Two months ago, The New York Times published a fascinating article about the difficulties of grading U.S. medical school students on clinical skills that cannot be easily quantified: intuition, professionalism, compassion, and bedside manner. If they were graded on these criteria, many of these students would have flunked out.
In the mid-1990s, directors of internal medicine clerkships were asked to examine the grading standards for their students. According to the article, “over 40 percent admitted they had passed students who should have failed.” After the study was released, some medical schools created a system called RIME (Reporter-Interpreter-Manager-Educator), which attempted to evaluate the professional growth of medical students. Even after this was implemented, a recent study has shown there has been little change in creating more compassionate, professional physicians.
Why have grading standards not changed? There are numerous factors that have prevented medical schools from embracing a new way to accurately judge the success of its students. Some medical educators are afraid these unprofessional students might be litigious. Some have been pressured by their higher ups to get more of these students into selective training programs. Some of it can be attributed to complacency with a system that has been used for decades.
The damage the current U.S. medical school system has done to the medical profession can be seen in the comments section of the article. The top comment from a Duke medical student gets to the heart of the problem. The Duke student suggests that the students (mainly admitted because of their high MCAT scores) who thrive in this environment are typically “hyper-competitive, grade obsessed, rat-race running student who can game the system well and memorize and regurgitate information.” A 4th-year medical student added to this astute assessment, stating that these schools taught more to the test instead of patient care. From a patient’s perspective, a commenter named Bev complained about how she and her husband were mistreated by specialists who ignored their medical histories.
To combat this growing dissatisfaction with this unprofessional behavior, U.S. medical schools are in the process of implementing national standards for all students. These standards include testing students on a defined set of competencies such as: interpersonal communication, professional behavior, and specialty-specific procedures. This is already being implemented in some residency programs and will take a few years more for medical schools to adopt these standards.
American University of Antigua (AUA) College of Medicine is aware of this situation plaguing these institutions and applauds the attempts by these medical schools to create a national standards list. Despite this, it will be difficult to change a culture that is defined solely on grades, cutthroat competitiveness between students, and medical educators failing to assist students in meaningful ways. There is little room to build compassionate physicians when students’ interpersonal skills aren’t properly assessed and when rivalries are fostered instead of teamwork. AUA has been ahead of U.S. medical schools in this regard. AUA has early hands-on clinical education in our curriculum to allow students to understand the many intricacies of patient care, students are encouraged to work together to solve clinical dilemmas, and professors are readily available to help students succeed in medical school.

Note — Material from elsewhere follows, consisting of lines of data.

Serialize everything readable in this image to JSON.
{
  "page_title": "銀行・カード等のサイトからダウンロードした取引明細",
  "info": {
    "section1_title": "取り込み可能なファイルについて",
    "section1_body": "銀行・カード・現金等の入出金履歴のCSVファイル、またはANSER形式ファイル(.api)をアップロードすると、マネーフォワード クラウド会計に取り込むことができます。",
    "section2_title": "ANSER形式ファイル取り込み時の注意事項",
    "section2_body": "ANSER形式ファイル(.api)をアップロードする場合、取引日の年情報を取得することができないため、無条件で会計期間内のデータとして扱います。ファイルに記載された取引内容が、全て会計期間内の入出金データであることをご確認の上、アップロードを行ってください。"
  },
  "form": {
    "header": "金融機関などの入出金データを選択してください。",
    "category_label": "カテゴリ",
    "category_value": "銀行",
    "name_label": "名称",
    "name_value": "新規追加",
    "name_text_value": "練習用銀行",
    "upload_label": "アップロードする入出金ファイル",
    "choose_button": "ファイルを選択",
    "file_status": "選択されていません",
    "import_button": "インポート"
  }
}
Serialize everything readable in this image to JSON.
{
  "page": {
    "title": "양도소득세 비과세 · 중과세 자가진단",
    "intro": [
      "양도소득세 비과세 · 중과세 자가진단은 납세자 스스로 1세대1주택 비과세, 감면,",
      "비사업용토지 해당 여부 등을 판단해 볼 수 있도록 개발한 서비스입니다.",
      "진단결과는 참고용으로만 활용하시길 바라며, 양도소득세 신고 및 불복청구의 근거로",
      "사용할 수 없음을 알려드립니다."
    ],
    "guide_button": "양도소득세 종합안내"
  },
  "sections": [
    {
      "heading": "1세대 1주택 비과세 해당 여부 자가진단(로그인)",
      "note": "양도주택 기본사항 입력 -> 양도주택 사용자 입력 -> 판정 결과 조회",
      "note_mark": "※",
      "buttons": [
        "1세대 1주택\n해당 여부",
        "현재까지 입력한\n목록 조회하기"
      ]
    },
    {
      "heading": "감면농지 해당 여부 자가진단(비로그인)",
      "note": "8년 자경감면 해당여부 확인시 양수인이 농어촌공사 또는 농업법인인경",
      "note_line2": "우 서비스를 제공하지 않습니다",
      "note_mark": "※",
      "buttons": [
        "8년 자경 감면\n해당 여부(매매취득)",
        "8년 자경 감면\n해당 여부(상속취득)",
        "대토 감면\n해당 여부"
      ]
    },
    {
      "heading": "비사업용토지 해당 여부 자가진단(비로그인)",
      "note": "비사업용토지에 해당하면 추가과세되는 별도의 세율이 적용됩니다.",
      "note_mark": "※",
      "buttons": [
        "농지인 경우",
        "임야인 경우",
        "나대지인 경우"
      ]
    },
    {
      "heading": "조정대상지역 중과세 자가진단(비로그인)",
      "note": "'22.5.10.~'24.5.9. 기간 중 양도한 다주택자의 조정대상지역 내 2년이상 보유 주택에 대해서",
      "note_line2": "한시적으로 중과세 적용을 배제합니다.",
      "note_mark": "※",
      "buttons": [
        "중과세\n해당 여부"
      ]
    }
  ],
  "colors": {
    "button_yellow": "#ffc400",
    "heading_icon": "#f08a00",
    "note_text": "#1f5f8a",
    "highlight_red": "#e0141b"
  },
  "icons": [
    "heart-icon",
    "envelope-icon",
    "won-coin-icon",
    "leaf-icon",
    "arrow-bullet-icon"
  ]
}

There have been many advances in medical care both technologically and philosophically in the past decade. Patient-centric care should be the paradigm in medicine. It’s already the ethos in hospital construction. Hospitals are being built that, by their architectural design, will focus on fostering patients’ mental and physical health, increasing comfort levels, and reduce stress. If U.S. medical schools do not follow suit and build its students the same way, then the legacy of these hospitals will be defined as merely a shift in aesthetics instead of a revolutionary shift in medicine.